What do donors and volunteers consider the federal responsibility to our national parks?
Speaking at a recent conference on partnerships for public lands, David Rockefeller Jr., philanthropist and former vice chair of the National Park Foundation, stressed the important distinction between federal and philanthropic roles in our national parks. Our mission, he said, is “not to build roads or employee housing units, nor to build or maintain infrastructure, but to create strong connections between visitor and place.” He called this distinction the “Bright Line” between federal responsibility and private opportunity.
The healthiest public-private partnerships result from a shared vision and an appropriate balance of investment. Donors want to be actively engaged in creating the vision for our national parks, while respecting key federal responsibilities. What is seen as the federal responsibility? Donors tend to see this clearly. The philanthropic sector expects a fundamental foundation for donors to build upon – a foundation comprised of adequate “park base” operational support, basic park infrastructure, visitor safety, essential resource management, key amenities, upkeep of National Park facilities, expertise in interpretation, and Park Service staff in direct contact with visitors.
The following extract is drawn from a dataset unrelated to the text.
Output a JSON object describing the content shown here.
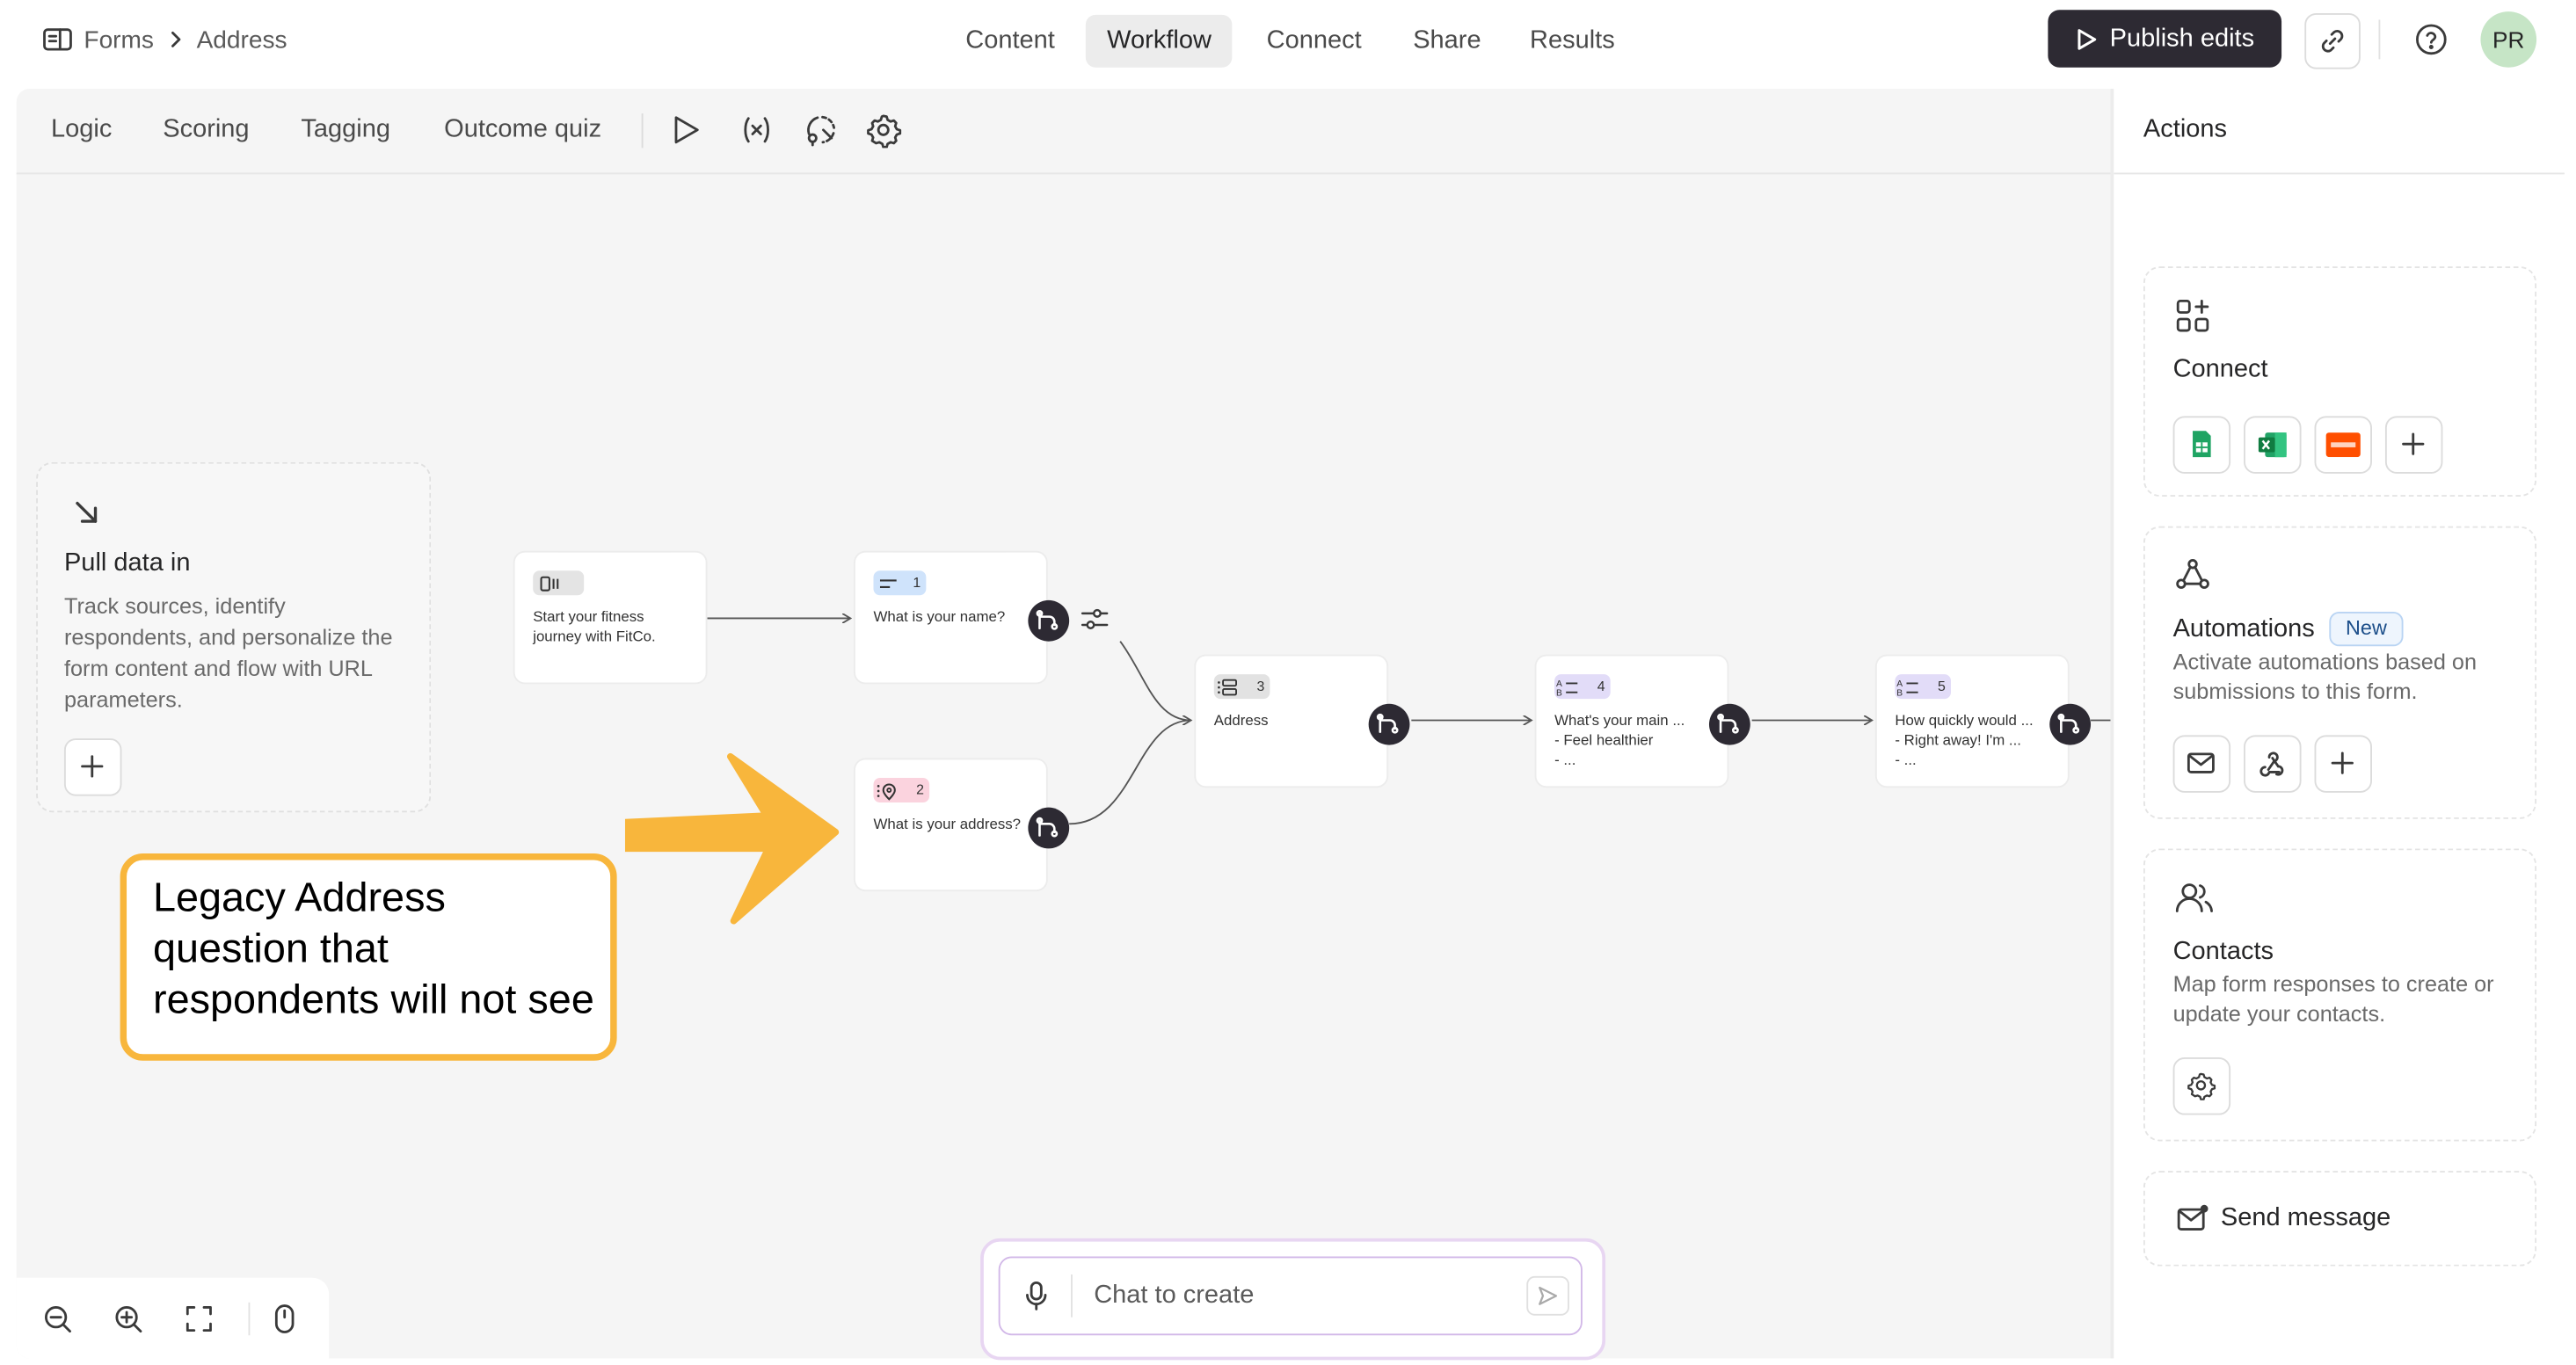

Current realities pose some challenges to this view. Many park operational budgets are stretched thin and even essential park infrastructure improvements need to be phased in over many years. Basic services can be heavily strained. But these are not functions that can or should be funded through nonprofit support groups and philanthropy. In the words of my colleague, Ken Olson, who leads Friends of Acadia, “friends groups are here to provide the margin of excellence, not the margin of survival.” This margin of excellence comes through the over $100 million in annual giving and over 140,000 volunteers across our National Park system. It rests upon an essential foundation: the Park Service annual budget of over $2 billion and an NPS workforce of over 20,000 permanent and seasonal employees.
What will the future bring in terms of philanthropy and volunteerism?
Philanthropy and volunteerism are, and will continue to be, essential forces in achieving the mission of the National Park Service. These forces will grow in scale and impact if Americans are asked to share in the vision for our national parks, given respect for their views and involvement, provided with clear and expeditious ways to contribute, and treated with sincere appreciation as they donate time and resources.
National Park Service policy and legislative authorities should embrace and enhance philanthropy and volunteerism – and facilitate their flourishing on behalf of our parks. Federal funding and policy could significantly motivate philanthropy to our parks through greater use and flexibility with challenge grants, more efficient methods to combine federal and philanthropic dollars toward a desired outcome, quicker systems to review and approve philanthropic campaigns and gifts, more openness to donor recognition, and a general culture of gratitude and respect to those generous enough to give to our parks..
Our continued momentum will be the greatest when leveraged from a firm foundation of federal funding and national park professionalism. This foundation can be strengthened by recognizing philanthropic partners (the National Park Foundation, friends groups, and cooperating associations) as strategic and valued allies in the vision for our national parks and working with them in an open, facilitating and collaborative manner. Upon that foundation, generous Americans and the philanthropic sector can and will achieve the margin of excellence – a margin so essential to our national parks, which preserve the best of our country’s natural, scenic and cultural heritage.
 National Park Service, Volunteers-In-Parks